Asia is expected to become the world's second-largest natural gas market by 2015, even though it is dominated by long-term contracts in which prices are linked to that of oil which keeps prices much higher than those in other parts of the world, according to a new report by the International Energy Agency (IEA).
In the report the IEA shows how the Asia-Pacific region's natural-gas market can evolve from one oil-linked prices, which has raised serious questions about the sustainability of the system and its effects on Asian competitiveness, to one featuring a more competitive and dynamic network of trading hubs in which prices better reflect local gas demand and supply.
The report, Developing a Natural Gas Trading Hub in Asia, was released yesterday at a conference in Tokyo sponsored by the Institute of Energy Economics, Japan (IEEJ). It shows what would be necessary to create a more integrated natural gas market in the Asia-Pacific region in which price signals are more effective and yield benefits for Asian competitiveness.
“Natural gas has the potential for improving energy security and yielding economic and environmental benefits in Asian-Pacific countries,” said IEA executive director Maria van der Hoeven as she presented the report.
“Asia is already home to the world's fastest-growing gas market. But expanding the role of gas in Asia will depend on regional market conditions that allow the fuel to compete autonomously in local energy markets that are themselves connected to global energy markets. The future role of gas in Asia will depend considerably on how the pricing of natural gas is tied to the fundamentals of supply and demand in the region,” she said.
Long-term contracts can play a beneficial role in providing investment security, but their current pricing does not accurately reflect gas market fundamentals or the competitiveness of gas relative to other fuels.
The IEA says that without a competitive spot market for natural gas, there is little incentive and little scope to change current commercial practices. This leaves both consumers and producers with insufficient room to explore different options, and limits the degree to which natural gas can serve as a flexible source of energy for both growing and mature economies.
An Asian hub would probably be used for trading liquefied gas stored in tanks, as opposed to gas in its natural state delivered via pipelines, Laszlo Varro, the head of the IEA’s gas, coal and power markets division, told Bloomberg yesterday in Tokyo.
Japan, the world’s biggest user of LNG, has been leading the call to get away from long-term contracts, especially after the nuclear disaster at Fukushima in March 2011 increased the countries reliance on fossil fuels.
Gas buyers in Asia now pay about five times as much as US consumers. They will be stuck with higher costs and insufficient facilities for receiving, processing and transporting LNG as long as governments promote state-owned companies and try to restrict imports, the IEA said. Lower prices in the US and Europe reflect competitive and deregulated markets as much as better access to low-cost supplies, the group said.

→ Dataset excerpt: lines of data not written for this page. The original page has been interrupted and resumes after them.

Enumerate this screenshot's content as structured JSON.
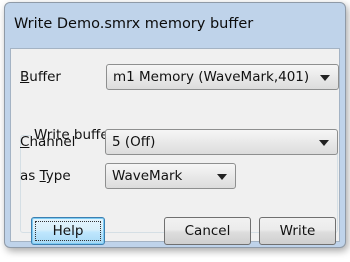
{
  "window": {
    "title": "Write Demo.smrx memory buffer"
  },
  "buffer": {
    "label_accel": "B",
    "label_rest": "uffer",
    "value": "m1 Memory (WaveMark,401)"
  },
  "group": {
    "title": "Write buffer to"
  },
  "channel": {
    "label_accel": "C",
    "label_rest": "hannel",
    "value": "5 (Off)"
  },
  "type": {
    "label_prefix": "as ",
    "label_accel": "T",
    "label_rest": "ype",
    "value": "WaveMark"
  },
  "buttons": {
    "help": "Help",
    "cancel": "Cancel",
    "write": "Write"
  },
  "icons": {
    "dropdown": "chevron-down-icon"
  },
  "colors": {
    "title_bar": "#bfd3ea",
    "client_bg": "#f0f0f0",
    "focus_button": "#bee6fd"
  }
}
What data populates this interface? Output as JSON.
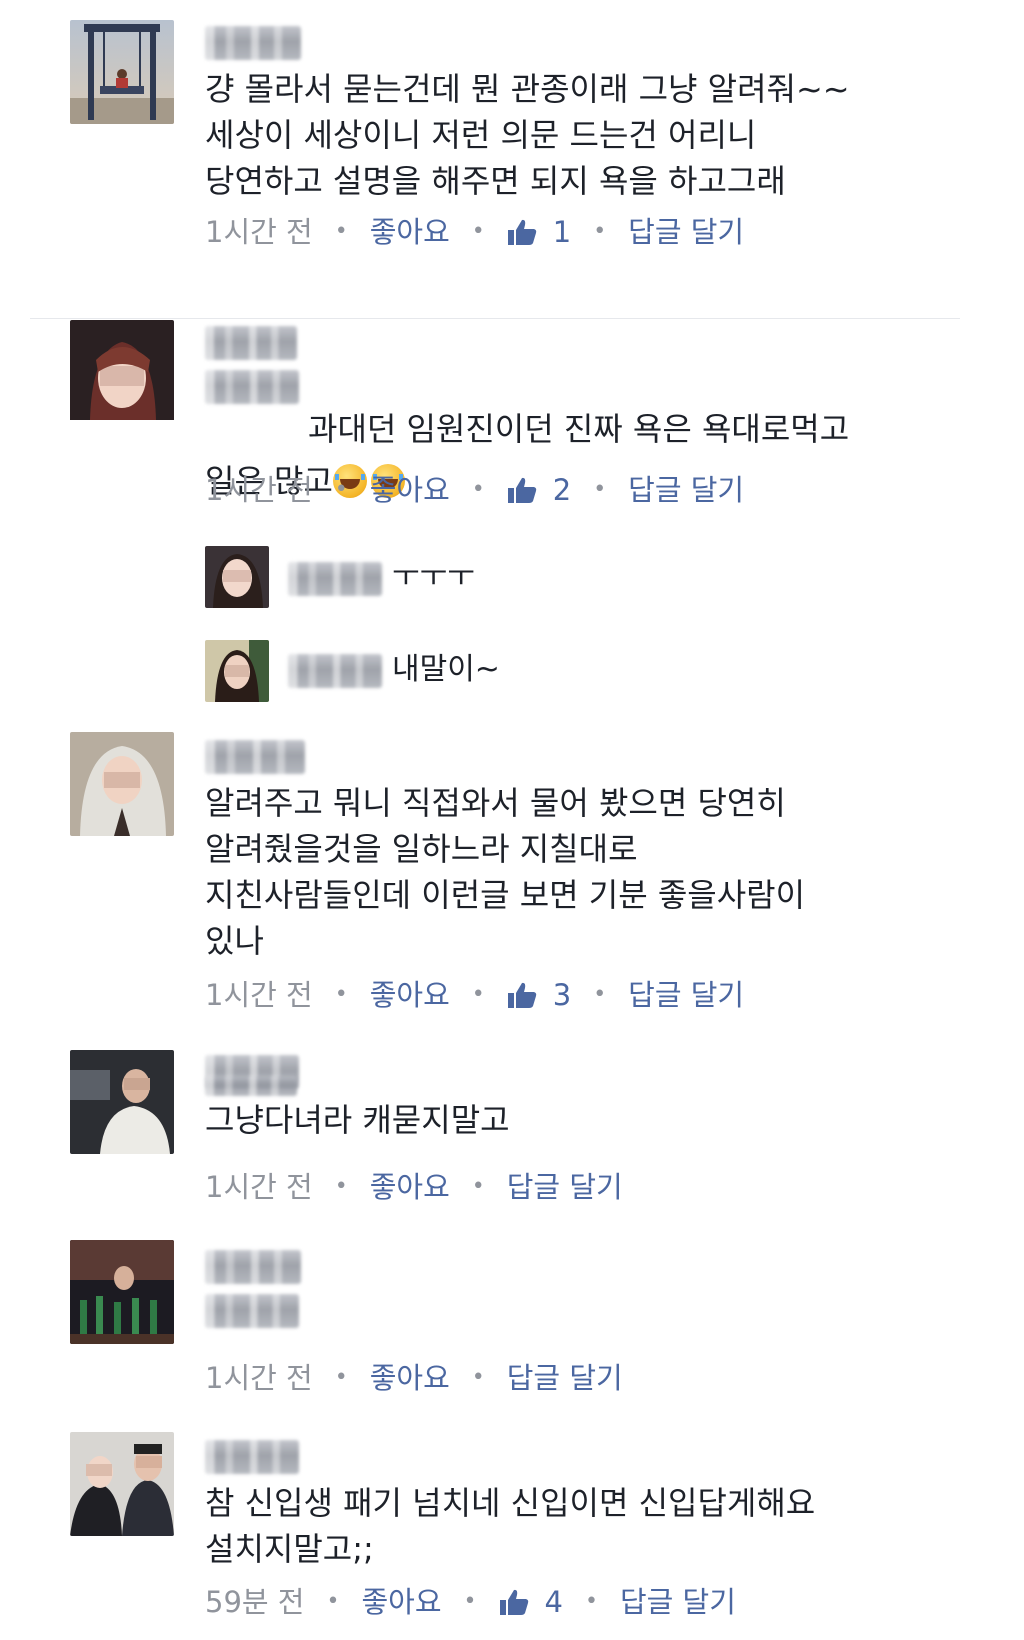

Among the IEA report's key findings and recommendations are the following: